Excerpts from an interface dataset
----------------
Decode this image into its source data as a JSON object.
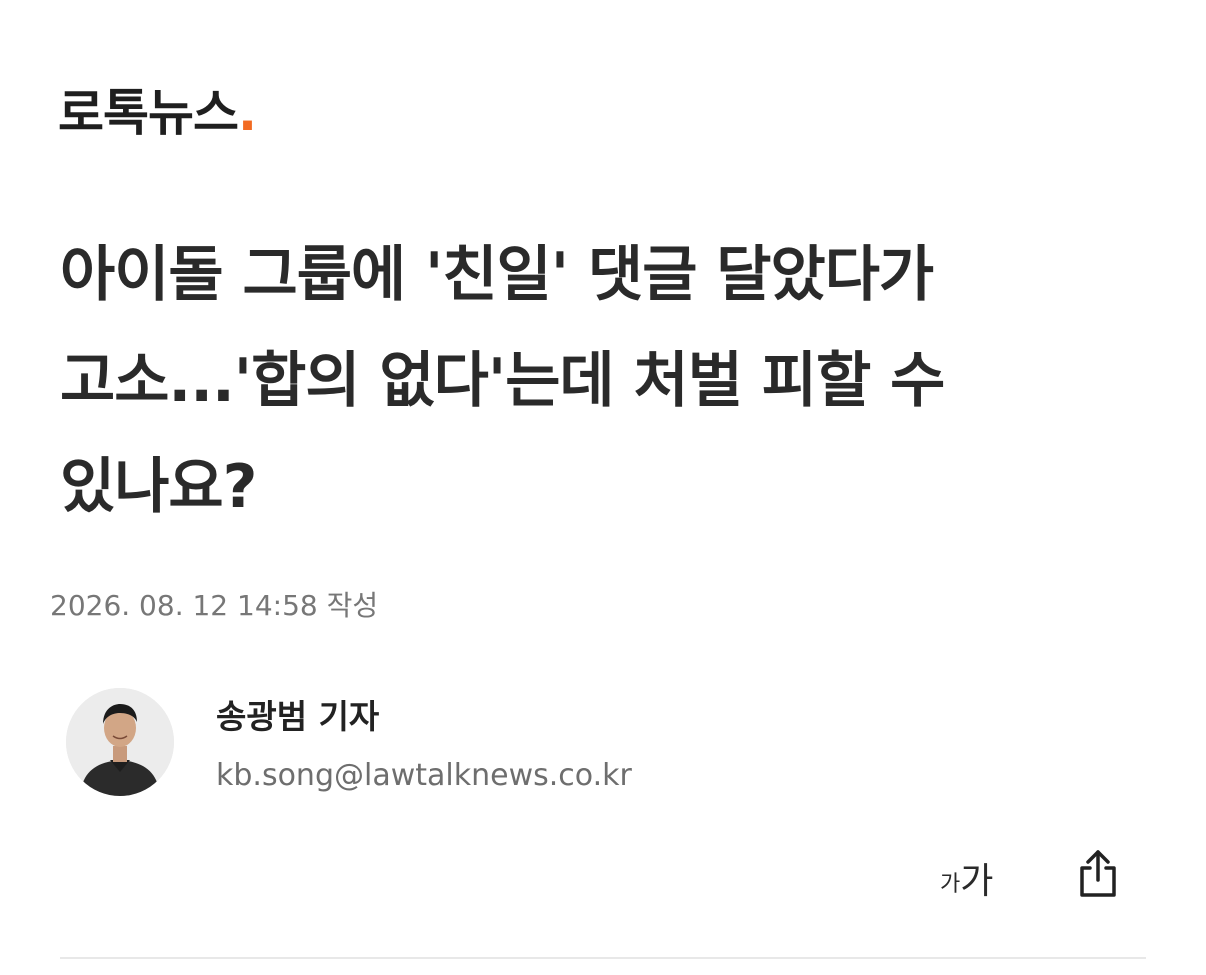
{
  "header": {
    "logo_text": "로톡뉴스",
    "logo_dot": ".",
    "logo_dot_color": "#f26a21"
  },
  "article": {
    "title": "아이돌 그룹에 '친일' 댓글 달았다가 고소...'합의 없다'는데 처벌 피할 수 있나요?",
    "date": "2026. 08. 12 14:58 작성"
  },
  "author": {
    "name": "송광범 기자",
    "email": "kb.song@lawtalknews.co.kr",
    "avatar_icon": "author-photo"
  },
  "toolbar": {
    "font_size_small": "가",
    "font_size_large": "가",
    "share_icon": "share-icon"
  }
}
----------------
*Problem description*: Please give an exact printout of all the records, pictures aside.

*Response box*:
Decode this image into its source data as a JSON object.
{
  "header": {
    "logo_text": "로톡뉴스",
    "logo_dot": ".",
    "logo_dot_color": "#f26a21"
  },
  "article": {
    "title": "아이돌 그룹에 '친일' 댓글 달았다가 고소...'합의 없다'는데 처벌 피할 수 있나요?",
    "date": "2026. 08. 12 14:58 작성"
  },
  "author": {
    "name": "송광범 기자",
    "email": "kb.song@lawtalknews.co.kr",
    "avatar_icon": "author-photo"
  },
  "toolbar": {
    "font_size_small": "가",
    "font_size_large": "가",
    "share_icon": "share-icon"
  }
}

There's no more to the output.